They look and feel like a British or American TV series with a “Nordic twist” (a feel that “Wallander” also had). Like something people were kind of used to, that wasn’t something completely new or too “artsy” (e.g. “Forestillinger“/”Performances,” or “Äkta människor”/”Real Humans“). This made it easier for them to be successful internationally. They were (are) successful because there was a demand for this type of series – they’re not massively original, but they use certain tropes that we’ve seen before in a creative way.
In regards to “Forbrydelsen“/”The Killing” (which premiered in January 2007 on Danish television, and ran for three seasons), there have been other strong female detective characters depicted in film and television, some of the most famous ones being Clarice Starling (“The Silence of the Lambs,” 1991; “Hannibal,” 2001), Marge Gunderson (“Fargo,” 1996), and Jane Tennison (from the British “Prime Suspect” TV series). Sofie Gråbøl’s Sarah Lund joins this great roster of characters, not bringing necessarily something new to the table (playing a more or less generic troubled/antisocial detective, whose professional life is destroying her personal life), but being entertaining enough to make “The Killing” a good (and successful) show. Personally, I’ve found it to be a little annoying with the twists – it seemed like in every other episode there was a new suspect that they arrested and then let go – it got a little repetitive and annoying by the end (at least in the first season).

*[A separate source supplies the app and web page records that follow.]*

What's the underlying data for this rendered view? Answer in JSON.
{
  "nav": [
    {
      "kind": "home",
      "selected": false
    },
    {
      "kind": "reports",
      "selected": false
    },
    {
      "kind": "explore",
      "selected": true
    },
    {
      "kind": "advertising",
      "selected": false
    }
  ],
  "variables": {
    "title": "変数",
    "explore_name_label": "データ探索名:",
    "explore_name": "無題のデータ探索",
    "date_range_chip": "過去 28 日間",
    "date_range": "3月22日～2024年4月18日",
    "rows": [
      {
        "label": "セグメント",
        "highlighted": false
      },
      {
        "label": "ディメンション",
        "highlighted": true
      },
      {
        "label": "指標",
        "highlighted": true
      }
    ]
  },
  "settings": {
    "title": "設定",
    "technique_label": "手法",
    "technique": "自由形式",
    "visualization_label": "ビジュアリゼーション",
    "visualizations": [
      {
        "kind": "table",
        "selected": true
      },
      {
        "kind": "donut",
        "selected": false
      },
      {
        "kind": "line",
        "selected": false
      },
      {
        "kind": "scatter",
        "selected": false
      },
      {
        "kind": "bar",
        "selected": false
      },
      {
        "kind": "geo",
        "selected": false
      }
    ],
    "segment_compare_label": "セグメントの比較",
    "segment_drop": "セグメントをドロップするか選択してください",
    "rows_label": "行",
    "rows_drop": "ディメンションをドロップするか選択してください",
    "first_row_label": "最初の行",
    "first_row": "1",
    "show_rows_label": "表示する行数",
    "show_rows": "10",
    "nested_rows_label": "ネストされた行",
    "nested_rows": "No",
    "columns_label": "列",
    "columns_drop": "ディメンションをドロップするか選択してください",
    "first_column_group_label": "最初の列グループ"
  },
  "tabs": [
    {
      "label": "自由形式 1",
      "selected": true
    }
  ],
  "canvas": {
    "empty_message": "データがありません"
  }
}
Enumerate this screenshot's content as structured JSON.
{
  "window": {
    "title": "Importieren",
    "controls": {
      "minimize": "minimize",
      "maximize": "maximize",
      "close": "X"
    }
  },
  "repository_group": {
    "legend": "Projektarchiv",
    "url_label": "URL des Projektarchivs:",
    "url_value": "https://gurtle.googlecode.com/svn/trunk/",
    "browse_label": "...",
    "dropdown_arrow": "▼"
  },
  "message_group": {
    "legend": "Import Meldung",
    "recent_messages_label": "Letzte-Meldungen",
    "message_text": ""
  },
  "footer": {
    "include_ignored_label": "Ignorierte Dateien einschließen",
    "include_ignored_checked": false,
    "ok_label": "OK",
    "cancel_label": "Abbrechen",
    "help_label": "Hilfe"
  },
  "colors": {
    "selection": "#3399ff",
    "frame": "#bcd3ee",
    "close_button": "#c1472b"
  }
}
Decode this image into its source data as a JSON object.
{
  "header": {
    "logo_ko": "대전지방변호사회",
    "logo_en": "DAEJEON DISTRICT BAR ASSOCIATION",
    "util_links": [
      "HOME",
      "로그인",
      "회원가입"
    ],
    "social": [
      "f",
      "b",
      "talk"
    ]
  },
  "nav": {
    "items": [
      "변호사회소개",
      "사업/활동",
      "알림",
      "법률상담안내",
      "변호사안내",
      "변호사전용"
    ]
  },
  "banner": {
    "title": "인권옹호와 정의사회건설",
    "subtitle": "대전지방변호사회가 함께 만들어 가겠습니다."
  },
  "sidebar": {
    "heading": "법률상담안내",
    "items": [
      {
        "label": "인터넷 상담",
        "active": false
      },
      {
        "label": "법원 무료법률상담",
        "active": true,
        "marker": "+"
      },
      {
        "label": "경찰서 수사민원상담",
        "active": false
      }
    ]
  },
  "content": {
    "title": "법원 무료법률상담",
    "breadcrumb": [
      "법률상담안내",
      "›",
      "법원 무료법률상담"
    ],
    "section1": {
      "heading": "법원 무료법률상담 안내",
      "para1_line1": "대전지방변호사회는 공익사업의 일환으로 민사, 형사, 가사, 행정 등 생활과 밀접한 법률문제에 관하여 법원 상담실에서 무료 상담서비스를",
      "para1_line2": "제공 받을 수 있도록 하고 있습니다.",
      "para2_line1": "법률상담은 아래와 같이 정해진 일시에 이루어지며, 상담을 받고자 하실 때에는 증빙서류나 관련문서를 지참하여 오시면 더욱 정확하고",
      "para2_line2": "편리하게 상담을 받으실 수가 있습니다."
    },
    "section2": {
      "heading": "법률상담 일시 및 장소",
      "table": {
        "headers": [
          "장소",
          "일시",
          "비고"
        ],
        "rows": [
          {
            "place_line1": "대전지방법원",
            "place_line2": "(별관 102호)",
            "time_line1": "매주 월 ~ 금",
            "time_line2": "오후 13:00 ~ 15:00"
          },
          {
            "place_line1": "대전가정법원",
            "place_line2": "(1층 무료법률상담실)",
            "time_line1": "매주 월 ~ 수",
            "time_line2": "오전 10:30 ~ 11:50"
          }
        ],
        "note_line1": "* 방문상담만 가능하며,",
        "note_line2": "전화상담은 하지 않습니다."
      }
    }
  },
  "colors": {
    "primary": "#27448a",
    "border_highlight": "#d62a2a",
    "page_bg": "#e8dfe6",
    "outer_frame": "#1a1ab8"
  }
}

“Borgen” (premiered in September 2010, currently still running), on the other hand, comes to join the tradition of political dramas such as “House of Cards” (the original British TV series), “The West Wing,” or “In the Loop”.
Both TV shows have a strong female character as protagonist, who is, nevertheless, very relatable. Borgen‘s Birgitte Nyborg could have been very unlikable as the Prime Minister in the hands of lesser writers. But the great scripts and Sidse Babett Knudsen’s great acting make her a very sympathetic figure, a woman who starts off as idealistic, but learns to be tough and to make some decisions that she would never have thought she would be forced to make. And yet, she never loses her femininity, she never becomes “masculine” as we see in other, lesser movies or TV shows. That’s not to say she can be toyed with. But she’s not a “feminine” version of a leader; she is a real woman, with real problems, who happens to have the most important job in Denmark.
To conclude, one could say that the reasons why these two Danish television series have been successful could be boiled down to three things: good writing, good acting, good directing. And one wouldn’t be wrong. However, it was also important that they drew on a previously existing tradition, with situations and characters that were not totally new, but they were not clichés either. The secret of their success lies in the fact that the writers used familiar ideas and made them their own, making the audience wonder how this particular problem will be solved by these particular characters.
(2) Emma Jane Kirby, BBC News – The Killing and Borgen: Danish drama wins global fanbase